‘[This] approach…was endorsed and adopted by a Full Bench of the Commission in Bateman v Communications Design & Management Pty Ltd. It is first necessary to consider whether [the applicant] was performing professional engineering duties as defined in clause 3.2 of the Professionals Award. In my view the proper construction of that definition is that the employee must hold the relevant qualifications or their equivalent. My view in this regard is based on the text of the definition which provides that the term “requires” relates to the qualification rather than the duties performed. Further, the discharge of the relevant duties is qualified by the term “adequate”. These aspects of the definition reflect the specialised nature of engineering work, the professional obligations placed on engineers which are sometimes reflected in legislation and the fact these aspects of the role are recognised by formal tertiary level qualifications”.

What about the Manufacturing Award?

The DP found that whilst the Company was covered by the manufacturing award, as it engaged in manufacture including of components for its rocket and that other elements of the definition such as mechanical and electrical engineering are engaged.

The applicant contended that certain aspects of the award applied to his duties.
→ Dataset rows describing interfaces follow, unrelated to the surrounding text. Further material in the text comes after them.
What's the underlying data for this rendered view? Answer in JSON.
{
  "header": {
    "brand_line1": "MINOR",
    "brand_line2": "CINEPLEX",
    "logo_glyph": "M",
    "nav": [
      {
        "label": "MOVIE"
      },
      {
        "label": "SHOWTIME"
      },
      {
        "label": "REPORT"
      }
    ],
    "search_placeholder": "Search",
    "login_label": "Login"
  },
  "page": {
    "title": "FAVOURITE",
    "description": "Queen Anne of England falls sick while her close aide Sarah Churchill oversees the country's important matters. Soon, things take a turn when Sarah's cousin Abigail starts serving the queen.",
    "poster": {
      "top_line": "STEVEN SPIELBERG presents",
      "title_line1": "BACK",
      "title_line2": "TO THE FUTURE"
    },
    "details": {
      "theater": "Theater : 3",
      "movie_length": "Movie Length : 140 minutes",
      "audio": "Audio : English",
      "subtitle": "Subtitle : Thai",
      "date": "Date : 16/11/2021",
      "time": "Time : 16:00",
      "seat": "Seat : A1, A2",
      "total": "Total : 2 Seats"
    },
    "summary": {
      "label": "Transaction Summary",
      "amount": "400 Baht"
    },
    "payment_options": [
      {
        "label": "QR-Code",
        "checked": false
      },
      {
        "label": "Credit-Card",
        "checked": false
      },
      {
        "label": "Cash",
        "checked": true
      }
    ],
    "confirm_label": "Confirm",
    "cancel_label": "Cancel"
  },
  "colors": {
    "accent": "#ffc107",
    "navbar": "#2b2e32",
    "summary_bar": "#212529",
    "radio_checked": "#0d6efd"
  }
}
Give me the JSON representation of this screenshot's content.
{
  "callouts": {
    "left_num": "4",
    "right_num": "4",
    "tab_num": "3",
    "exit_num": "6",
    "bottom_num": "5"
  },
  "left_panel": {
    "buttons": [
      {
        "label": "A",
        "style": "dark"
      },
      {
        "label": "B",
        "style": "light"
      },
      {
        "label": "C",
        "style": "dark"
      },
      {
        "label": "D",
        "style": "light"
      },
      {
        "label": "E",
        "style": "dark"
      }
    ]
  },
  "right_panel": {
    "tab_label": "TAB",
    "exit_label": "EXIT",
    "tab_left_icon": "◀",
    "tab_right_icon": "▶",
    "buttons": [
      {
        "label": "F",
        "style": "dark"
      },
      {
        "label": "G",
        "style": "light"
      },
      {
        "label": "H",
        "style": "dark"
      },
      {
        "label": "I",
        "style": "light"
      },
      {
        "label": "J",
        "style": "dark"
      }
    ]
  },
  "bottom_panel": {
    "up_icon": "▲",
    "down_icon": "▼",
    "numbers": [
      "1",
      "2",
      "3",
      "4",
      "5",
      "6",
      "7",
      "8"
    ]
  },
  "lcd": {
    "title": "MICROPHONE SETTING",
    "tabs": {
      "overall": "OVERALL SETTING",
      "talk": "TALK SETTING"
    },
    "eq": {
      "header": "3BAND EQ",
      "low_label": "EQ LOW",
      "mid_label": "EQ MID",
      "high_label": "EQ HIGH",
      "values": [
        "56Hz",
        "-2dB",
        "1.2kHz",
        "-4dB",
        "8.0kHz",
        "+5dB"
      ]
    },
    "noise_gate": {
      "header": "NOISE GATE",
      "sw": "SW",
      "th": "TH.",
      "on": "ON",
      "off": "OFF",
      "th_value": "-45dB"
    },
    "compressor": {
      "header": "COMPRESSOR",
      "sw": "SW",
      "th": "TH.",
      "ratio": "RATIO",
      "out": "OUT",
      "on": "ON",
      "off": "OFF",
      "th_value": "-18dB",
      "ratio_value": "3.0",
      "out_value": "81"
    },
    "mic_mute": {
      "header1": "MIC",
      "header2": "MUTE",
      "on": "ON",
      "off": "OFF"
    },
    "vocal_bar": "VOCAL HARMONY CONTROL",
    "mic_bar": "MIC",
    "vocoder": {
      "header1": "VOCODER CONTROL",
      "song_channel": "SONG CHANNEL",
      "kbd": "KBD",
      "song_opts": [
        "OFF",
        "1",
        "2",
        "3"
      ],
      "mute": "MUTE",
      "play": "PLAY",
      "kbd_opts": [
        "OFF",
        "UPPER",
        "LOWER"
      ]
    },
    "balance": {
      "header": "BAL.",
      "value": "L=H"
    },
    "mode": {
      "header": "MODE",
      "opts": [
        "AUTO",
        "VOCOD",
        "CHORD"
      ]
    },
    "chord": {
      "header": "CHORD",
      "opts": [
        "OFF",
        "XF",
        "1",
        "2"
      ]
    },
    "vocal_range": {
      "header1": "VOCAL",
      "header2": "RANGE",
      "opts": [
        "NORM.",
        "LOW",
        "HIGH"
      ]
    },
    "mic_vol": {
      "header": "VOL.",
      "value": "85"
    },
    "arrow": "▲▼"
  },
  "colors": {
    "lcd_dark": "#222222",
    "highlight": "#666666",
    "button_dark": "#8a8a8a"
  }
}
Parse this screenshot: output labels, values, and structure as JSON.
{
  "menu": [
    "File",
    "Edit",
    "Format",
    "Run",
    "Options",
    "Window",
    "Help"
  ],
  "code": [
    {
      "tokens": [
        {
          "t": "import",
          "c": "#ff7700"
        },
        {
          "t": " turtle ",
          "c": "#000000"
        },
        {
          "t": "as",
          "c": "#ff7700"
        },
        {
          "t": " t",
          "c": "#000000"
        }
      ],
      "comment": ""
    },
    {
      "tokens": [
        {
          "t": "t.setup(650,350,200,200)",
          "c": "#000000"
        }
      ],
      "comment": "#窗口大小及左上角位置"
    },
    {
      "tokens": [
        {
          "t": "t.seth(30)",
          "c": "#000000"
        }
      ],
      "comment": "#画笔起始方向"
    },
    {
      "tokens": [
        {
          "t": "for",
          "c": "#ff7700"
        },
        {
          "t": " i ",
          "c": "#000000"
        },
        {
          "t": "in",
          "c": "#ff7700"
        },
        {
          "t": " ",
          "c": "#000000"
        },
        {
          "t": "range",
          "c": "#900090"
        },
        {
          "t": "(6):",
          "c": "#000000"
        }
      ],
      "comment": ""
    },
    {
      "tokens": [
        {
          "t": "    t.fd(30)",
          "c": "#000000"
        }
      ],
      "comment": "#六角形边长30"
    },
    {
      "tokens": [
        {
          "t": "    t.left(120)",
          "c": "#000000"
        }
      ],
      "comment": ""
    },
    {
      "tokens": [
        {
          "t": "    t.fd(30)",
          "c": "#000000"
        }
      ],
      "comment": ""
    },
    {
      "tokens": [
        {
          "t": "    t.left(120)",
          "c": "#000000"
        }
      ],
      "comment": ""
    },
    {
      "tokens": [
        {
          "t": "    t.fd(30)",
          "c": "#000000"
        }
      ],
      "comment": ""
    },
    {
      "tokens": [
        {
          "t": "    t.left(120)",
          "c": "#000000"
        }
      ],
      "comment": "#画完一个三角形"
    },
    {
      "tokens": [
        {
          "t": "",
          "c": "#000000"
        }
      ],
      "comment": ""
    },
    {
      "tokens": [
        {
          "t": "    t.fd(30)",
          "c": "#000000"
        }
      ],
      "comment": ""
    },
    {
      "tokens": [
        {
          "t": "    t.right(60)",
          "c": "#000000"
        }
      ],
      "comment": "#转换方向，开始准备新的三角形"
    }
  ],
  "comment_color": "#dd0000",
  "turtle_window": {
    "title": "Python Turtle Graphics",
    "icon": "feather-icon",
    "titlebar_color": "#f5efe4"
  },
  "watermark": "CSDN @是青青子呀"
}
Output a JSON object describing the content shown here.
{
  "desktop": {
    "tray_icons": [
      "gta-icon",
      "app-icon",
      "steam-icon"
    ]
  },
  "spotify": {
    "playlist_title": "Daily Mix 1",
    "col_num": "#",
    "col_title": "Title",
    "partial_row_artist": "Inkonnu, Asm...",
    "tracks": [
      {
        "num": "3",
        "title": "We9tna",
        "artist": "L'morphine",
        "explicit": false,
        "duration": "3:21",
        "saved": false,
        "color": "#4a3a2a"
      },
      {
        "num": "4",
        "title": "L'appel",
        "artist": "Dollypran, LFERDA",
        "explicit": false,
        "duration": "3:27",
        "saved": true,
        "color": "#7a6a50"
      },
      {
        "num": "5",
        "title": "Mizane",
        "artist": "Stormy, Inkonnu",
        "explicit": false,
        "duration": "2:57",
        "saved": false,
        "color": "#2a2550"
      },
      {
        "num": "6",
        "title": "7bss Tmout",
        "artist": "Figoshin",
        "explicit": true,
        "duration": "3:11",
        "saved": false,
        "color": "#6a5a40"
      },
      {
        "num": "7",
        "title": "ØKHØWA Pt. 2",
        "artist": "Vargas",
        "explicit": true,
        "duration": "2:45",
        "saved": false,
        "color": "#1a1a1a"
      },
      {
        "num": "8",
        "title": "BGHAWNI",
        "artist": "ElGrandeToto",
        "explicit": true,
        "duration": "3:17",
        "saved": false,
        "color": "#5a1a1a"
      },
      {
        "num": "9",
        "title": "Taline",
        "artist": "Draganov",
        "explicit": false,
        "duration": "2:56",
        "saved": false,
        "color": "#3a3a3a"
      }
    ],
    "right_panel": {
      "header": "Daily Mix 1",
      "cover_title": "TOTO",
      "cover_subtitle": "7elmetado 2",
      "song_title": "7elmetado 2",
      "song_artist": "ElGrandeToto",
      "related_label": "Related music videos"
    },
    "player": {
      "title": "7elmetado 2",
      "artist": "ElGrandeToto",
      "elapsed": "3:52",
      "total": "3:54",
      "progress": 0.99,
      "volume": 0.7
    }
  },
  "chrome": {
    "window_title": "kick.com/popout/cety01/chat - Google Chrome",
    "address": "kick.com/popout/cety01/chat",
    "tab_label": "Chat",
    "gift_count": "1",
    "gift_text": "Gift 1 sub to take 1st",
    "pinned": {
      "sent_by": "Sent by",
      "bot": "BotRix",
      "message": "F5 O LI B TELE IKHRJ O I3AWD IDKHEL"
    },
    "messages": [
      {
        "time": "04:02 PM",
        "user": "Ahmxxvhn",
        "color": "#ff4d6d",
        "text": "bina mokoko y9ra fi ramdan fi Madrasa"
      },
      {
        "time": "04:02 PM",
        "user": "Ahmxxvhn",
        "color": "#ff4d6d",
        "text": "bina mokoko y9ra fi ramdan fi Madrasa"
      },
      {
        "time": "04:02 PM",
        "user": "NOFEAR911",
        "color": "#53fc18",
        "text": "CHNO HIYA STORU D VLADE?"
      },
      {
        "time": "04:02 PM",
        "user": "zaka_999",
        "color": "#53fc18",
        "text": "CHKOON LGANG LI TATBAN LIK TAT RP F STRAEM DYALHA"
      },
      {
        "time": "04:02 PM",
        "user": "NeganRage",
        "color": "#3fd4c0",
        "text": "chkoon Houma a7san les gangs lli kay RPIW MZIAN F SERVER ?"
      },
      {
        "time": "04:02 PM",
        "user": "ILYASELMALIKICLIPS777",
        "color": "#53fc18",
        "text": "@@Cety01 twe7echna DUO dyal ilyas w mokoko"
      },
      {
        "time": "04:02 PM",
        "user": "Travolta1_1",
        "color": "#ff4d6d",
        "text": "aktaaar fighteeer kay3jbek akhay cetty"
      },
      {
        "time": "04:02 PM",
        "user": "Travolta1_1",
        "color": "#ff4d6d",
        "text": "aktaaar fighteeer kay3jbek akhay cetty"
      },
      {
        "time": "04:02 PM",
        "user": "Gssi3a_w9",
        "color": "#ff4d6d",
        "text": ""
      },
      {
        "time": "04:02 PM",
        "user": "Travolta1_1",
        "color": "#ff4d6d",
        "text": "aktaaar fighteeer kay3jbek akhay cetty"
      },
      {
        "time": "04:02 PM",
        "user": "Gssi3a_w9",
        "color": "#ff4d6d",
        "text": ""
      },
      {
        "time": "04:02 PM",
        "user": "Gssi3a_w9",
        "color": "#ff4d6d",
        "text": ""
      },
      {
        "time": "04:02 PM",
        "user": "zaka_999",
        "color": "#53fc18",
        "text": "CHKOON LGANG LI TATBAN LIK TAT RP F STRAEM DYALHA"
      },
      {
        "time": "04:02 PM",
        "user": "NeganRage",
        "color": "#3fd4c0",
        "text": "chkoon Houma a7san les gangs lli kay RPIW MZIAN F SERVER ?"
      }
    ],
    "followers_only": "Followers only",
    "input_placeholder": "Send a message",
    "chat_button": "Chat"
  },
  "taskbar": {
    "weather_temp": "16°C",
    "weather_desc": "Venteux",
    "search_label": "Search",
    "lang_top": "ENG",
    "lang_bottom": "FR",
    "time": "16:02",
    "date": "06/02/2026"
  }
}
However, when applying the “principle purpose” test, that is the test requires assessment of the principal purpose or primary function for which the employee was employed. In particular, the DP focused on the applicant’s qualifications, which did not stack-up as required under the award.

Leaving the door open

The DP allowed for the applicant to provide further evidence based on his initial claim (that is, he is not permitted to introduce new evidence); which would obviate any conversion of his UK qualifications to be recognised in Australia. Therefore (in my opinion) slamming the door shut again.

Take away

I suppose that if the applicant had had his qualifications “converted” or “recognised” in Australia, there may have been an arguable case, despite his high income, that he could pursue the unfair dismissal matter. At this point, it is semantics, and it is up to the applicant to prove otherwise.